_Input material_:
---
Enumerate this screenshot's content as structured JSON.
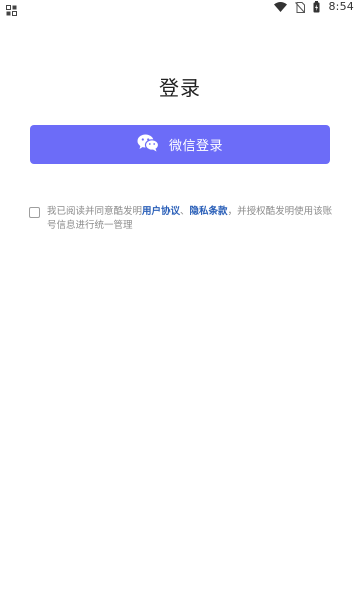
{
  "status_bar": {
    "time": "8:54",
    "icons": [
      "notification-icon",
      "wifi-icon",
      "no-sim-icon",
      "battery-icon"
    ]
  },
  "page": {
    "title": "登录"
  },
  "login_button": {
    "label": "微信登录",
    "icon": "wechat-icon",
    "color": "#6c6cf8"
  },
  "agreement": {
    "checked": false,
    "text_before": "我已阅读并同意酷发明",
    "user_agreement_link": "用户协议",
    "separator": "、",
    "privacy_link": "隐私条款",
    "text_after": "，并授权酷发明使用该账号信息进行统一管理",
    "link_color": "#2a5fb8"
  }
}
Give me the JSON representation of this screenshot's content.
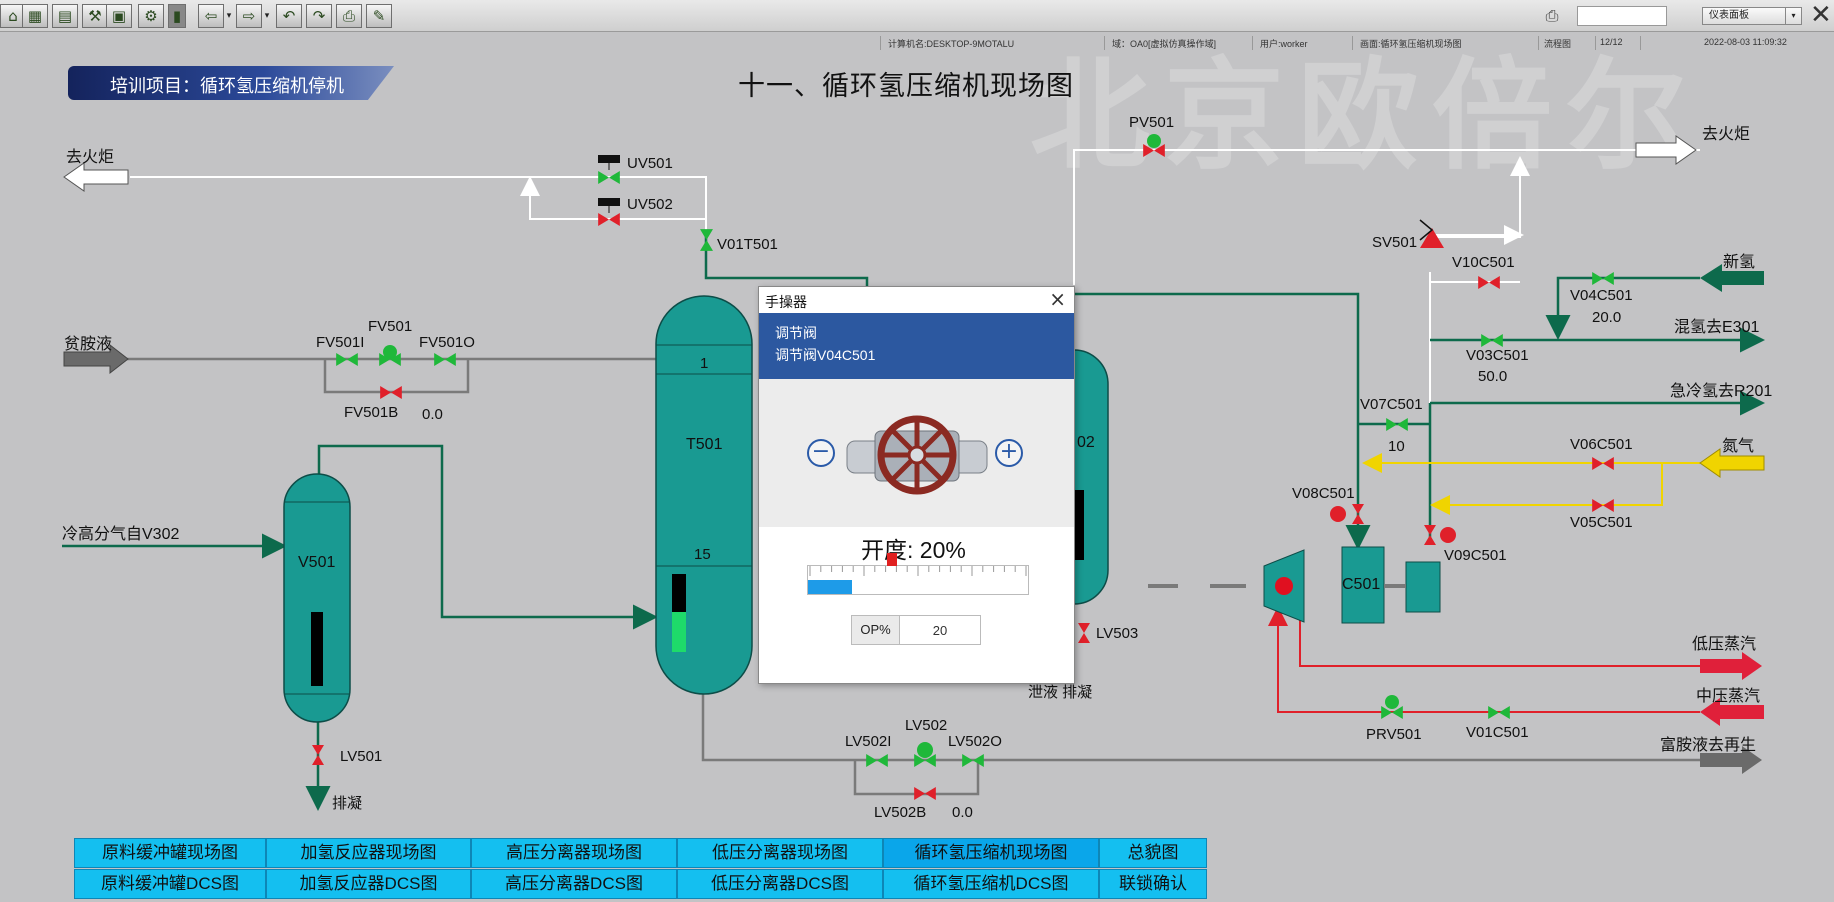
{
  "toolbar": {
    "buttons": [
      "home-icon",
      "grid-icon",
      "table-icon",
      "process-icon",
      "chart-icon",
      "tools-icon",
      "clipboard-icon",
      "back-icon",
      "forward-icon",
      "undo-icon",
      "redo-icon",
      "print-preview-icon",
      "pen-icon"
    ],
    "view_select": "仪表面板"
  },
  "statusbar": {
    "computer": "计算机名:DESKTOP-9MOTALU",
    "domain": "域：OA0[虚拟仿真操作域]",
    "user": "用户:worker",
    "screen": "画面:循环氢压缩机现场图",
    "flow": "流程图",
    "page": "12/12",
    "datetime": "2022-08-03 11:09:32"
  },
  "header": {
    "project": "培训项目：循环氢压缩机停机",
    "title": "十一、循环氢压缩机现场图",
    "watermark": "北京欧倍尔"
  },
  "streams": {
    "to_flare_left": "去火炬",
    "to_flare_right": "去火炬",
    "lean_amine": "贫胺液",
    "cold_hp_gas": "冷高分气自V302",
    "drain_left": "排凝",
    "fresh_h2": "新氢",
    "mix_h2": "混氢去E301",
    "quench_h2": "急冷氢去R201",
    "nitrogen": "氮气",
    "lp_steam": "低压蒸汽",
    "mp_steam": "中压蒸汽",
    "rich_amine": "富胺液去再生",
    "drain_bottom": "泄液 排凝"
  },
  "valves": {
    "UV501": "UV501",
    "UV502": "UV502",
    "V01T501": "V01T501",
    "FV501": "FV501",
    "FV501I": "FV501I",
    "FV501O": "FV501O",
    "FV501B": "FV501B",
    "FV501B_val": "0.0",
    "LV501": "LV501",
    "PV501": "PV501",
    "SV501": "SV501",
    "V10C501": "V10C501",
    "V04C501": "V04C501",
    "V04C501_val": "20.0",
    "V03C501": "V03C501",
    "V03C501_val": "50.0",
    "V07C501": "V07C501",
    "V07C501_val": "10",
    "V06C501": "V06C501",
    "V05C501": "V05C501",
    "V08C501": "V08C501",
    "V09C501": "V09C501",
    "LV503": "LV503",
    "LV502": "LV502",
    "LV502I": "LV502I",
    "LV502O": "LV502O",
    "LV502B": "LV502B",
    "LV502B_val": "0.0",
    "PRV501": "PRV501",
    "V01C501": "V01C501"
  },
  "equipment": {
    "V501": "V501",
    "T501": "T501",
    "C501": "C501",
    "V502_partial": "02",
    "tray_top": "1",
    "tray_bottom": "15"
  },
  "levels": {
    "V501": 0.45,
    "T501_black": 0.55,
    "T501_green": 0.35
  },
  "dialog": {
    "title": "手操器",
    "type": "调节阀",
    "name": "调节阀V04C501",
    "opening_label": "开度: 20%",
    "opening": 0.2,
    "op_label": "OP%",
    "op_value": "20"
  },
  "nav": {
    "row1": [
      "原料缓冲罐现场图",
      "加氢反应器现场图",
      "高压分离器现场图",
      "低压分离器现场图",
      "循环氢压缩机现场图",
      "总貌图"
    ],
    "row2": [
      "原料缓冲罐DCS图",
      "加氢反应器DCS图",
      "高压分离器DCS图",
      "低压分离器DCS图",
      "循环氢压缩机DCS图",
      "联锁确认"
    ],
    "active": "循环氢压缩机现场图"
  },
  "colors": {
    "line_green": "#0d6a4c",
    "line_white": "#ffffff",
    "line_grey": "#7a7a7a",
    "line_red": "#e0202a",
    "line_yellow": "#f0d400",
    "vessel": "#199a92",
    "valve_green": "#1fb83a",
    "valve_red": "#e0202a"
  }
}
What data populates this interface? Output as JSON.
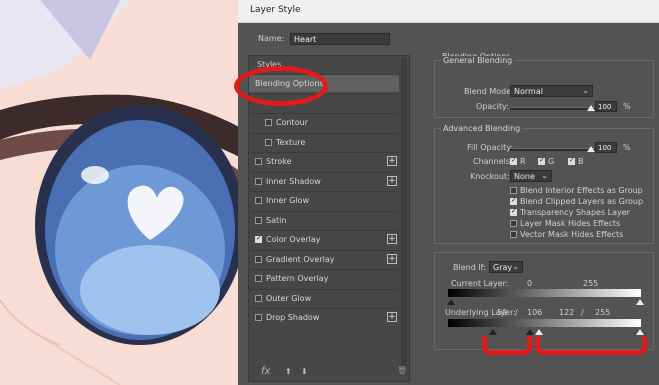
{
  "window": {
    "title": "Layer Style"
  },
  "name_field": {
    "label": "Name:",
    "value": "Heart"
  },
  "styles": {
    "title": "Styles",
    "items": [
      {
        "label": "Blending Options",
        "checkbox": false,
        "checked": false,
        "plus": false,
        "selected": true
      },
      {
        "label": "",
        "checkbox": false,
        "checked": false,
        "plus": false,
        "selected": false
      },
      {
        "label": "Contour",
        "checkbox": true,
        "checked": false,
        "plus": false,
        "sub": true
      },
      {
        "label": "Texture",
        "checkbox": true,
        "checked": false,
        "plus": false,
        "sub": true
      },
      {
        "label": "Stroke",
        "checkbox": true,
        "checked": false,
        "plus": true
      },
      {
        "label": "Inner Shadow",
        "checkbox": true,
        "checked": false,
        "plus": true
      },
      {
        "label": "Inner Glow",
        "checkbox": true,
        "checked": false,
        "plus": false
      },
      {
        "label": "Satin",
        "checkbox": true,
        "checked": false,
        "plus": false
      },
      {
        "label": "Color Overlay",
        "checkbox": true,
        "checked": true,
        "plus": true
      },
      {
        "label": "Gradient Overlay",
        "checkbox": true,
        "checked": false,
        "plus": true
      },
      {
        "label": "Pattern Overlay",
        "checkbox": true,
        "checked": false,
        "plus": false
      },
      {
        "label": "Outer Glow",
        "checkbox": true,
        "checked": false,
        "plus": false
      },
      {
        "label": "Drop Shadow",
        "checkbox": true,
        "checked": false,
        "plus": true
      }
    ],
    "bottom": {
      "fx": "fx",
      "up": "⬆",
      "down": "⬇",
      "trash": "🗑"
    }
  },
  "blending": {
    "title": "Blending Options",
    "general": {
      "title": "General Blending",
      "blend_mode_label": "Blend Mode:",
      "blend_mode": "Normal",
      "opacity_label": "Opacity:",
      "opacity": "100",
      "opacity_level": 1.0,
      "pct": "%"
    },
    "advanced": {
      "title": "Advanced Blending",
      "fill_label": "Fill Opacity:",
      "fill": "100",
      "fill_level": 1.0,
      "pct": "%",
      "channels_label": "Channels:",
      "channels": [
        "R",
        "G",
        "B"
      ],
      "knockout_label": "Knockout:",
      "knockout": "None",
      "options": [
        {
          "label": "Blend Interior Effects as Group",
          "checked": false
        },
        {
          "label": "Blend Clipped Layers as Group",
          "checked": true
        },
        {
          "label": "Transparency Shapes Layer",
          "checked": true
        },
        {
          "label": "Layer Mask Hides Effects",
          "checked": false
        },
        {
          "label": "Vector Mask Hides Effects",
          "checked": false
        }
      ]
    },
    "blend_if": {
      "label": "Blend If:",
      "value": "Gray",
      "current_label": "Current Layer:",
      "current_low": "0",
      "current_high": "255",
      "underlying_label": "Underlying Layer:",
      "underlying_vals": [
        "59",
        "/",
        "106",
        "122",
        "/",
        "255"
      ]
    }
  },
  "colors": {
    "panel": "#535353",
    "annotation": "#e01b1b"
  }
}
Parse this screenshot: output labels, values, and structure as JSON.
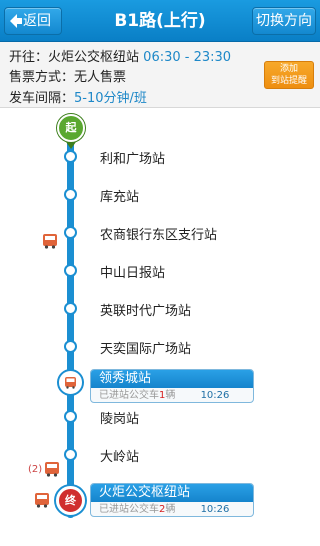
{
  "header": {
    "back_label": "返回",
    "title": "B1路(上行)",
    "switch_label": "切换方向"
  },
  "info": {
    "terminal_prefix": "开往：",
    "terminal_name": "火炬公交枢纽站",
    "service_hours": "06:30 - 23:30",
    "ticket_label": "售票方式：",
    "ticket_value": "无人售票",
    "interval_label": "发车间隔：",
    "interval_value": "5-10分钟/班",
    "remind_line1": "添加",
    "remind_line2": "到站提醒"
  },
  "markers": {
    "start": "起",
    "end": "终"
  },
  "stops": [
    {
      "name": "利和广场站"
    },
    {
      "name": "库充站"
    },
    {
      "name": "农商银行东区支行站"
    },
    {
      "name": "中山日报站"
    },
    {
      "name": "英联时代广场站"
    },
    {
      "name": "天奕国际广场站"
    },
    {
      "name": "领秀城站"
    },
    {
      "name": "陵岗站"
    },
    {
      "name": "大岭站"
    },
    {
      "name": "火炬公交枢纽站"
    }
  ],
  "callouts": [
    {
      "station": "领秀城站",
      "prefix": "已进站公交车",
      "count": "1",
      "unit": "辆",
      "time": "10:26"
    },
    {
      "station": "火炬公交枢纽站",
      "prefix": "已进站公交车",
      "count": "2",
      "unit": "辆",
      "time": "10:26"
    }
  ],
  "side_bus_count": "(2)",
  "colors": {
    "header_blue": "#1a9be0",
    "line_blue": "#1b8fd2",
    "start_green": "#5aa830",
    "end_red": "#d02e2e",
    "remind_orange": "#f29b1c"
  }
}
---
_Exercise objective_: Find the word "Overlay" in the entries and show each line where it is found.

_Completed task_:
        "label": "Color Overlay",
        "label": "Gradient Overlay",
        "label": "Pattern Overlay",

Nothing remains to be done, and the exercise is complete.